[Task]:
Write out the records again exactly and exclude the pictures.

[Data for analysis]:
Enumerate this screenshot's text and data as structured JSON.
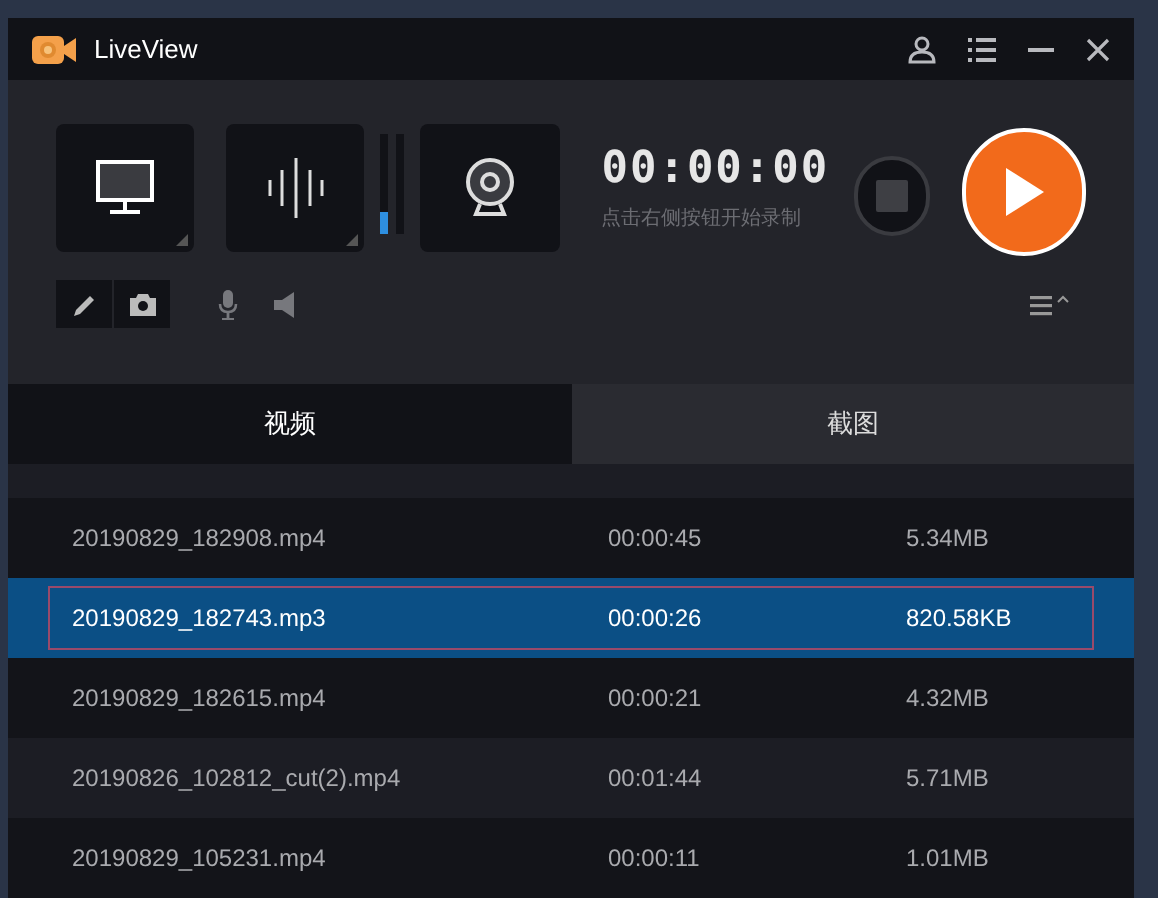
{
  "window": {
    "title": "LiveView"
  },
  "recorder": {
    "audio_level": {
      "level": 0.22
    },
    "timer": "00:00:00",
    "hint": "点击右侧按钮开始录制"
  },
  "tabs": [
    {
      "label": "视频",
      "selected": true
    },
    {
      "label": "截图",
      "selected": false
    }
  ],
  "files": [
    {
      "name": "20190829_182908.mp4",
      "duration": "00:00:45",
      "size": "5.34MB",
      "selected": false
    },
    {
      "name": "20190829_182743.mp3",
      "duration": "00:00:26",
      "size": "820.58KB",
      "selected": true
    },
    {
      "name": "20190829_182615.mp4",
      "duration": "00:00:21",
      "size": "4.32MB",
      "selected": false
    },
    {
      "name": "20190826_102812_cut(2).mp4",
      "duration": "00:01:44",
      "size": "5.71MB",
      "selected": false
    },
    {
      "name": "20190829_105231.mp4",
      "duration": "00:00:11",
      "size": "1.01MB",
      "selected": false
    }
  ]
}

[Written answer]:
Enumerate this screenshot's text and data as structured JSON.
{
  "window": {
    "title": "LiveView"
  },
  "recorder": {
    "audio_level": {
      "level": 0.22
    },
    "timer": "00:00:00",
    "hint": "点击右侧按钮开始录制"
  },
  "tabs": [
    {
      "label": "视频",
      "selected": true
    },
    {
      "label": "截图",
      "selected": false
    }
  ],
  "files": [
    {
      "name": "20190829_182908.mp4",
      "duration": "00:00:45",
      "size": "5.34MB",
      "selected": false
    },
    {
      "name": "20190829_182743.mp3",
      "duration": "00:00:26",
      "size": "820.58KB",
      "selected": true
    },
    {
      "name": "20190829_182615.mp4",
      "duration": "00:00:21",
      "size": "4.32MB",
      "selected": false
    },
    {
      "name": "20190826_102812_cut(2).mp4",
      "duration": "00:01:44",
      "size": "5.71MB",
      "selected": false
    },
    {
      "name": "20190829_105231.mp4",
      "duration": "00:00:11",
      "size": "1.01MB",
      "selected": false
    }
  ]
}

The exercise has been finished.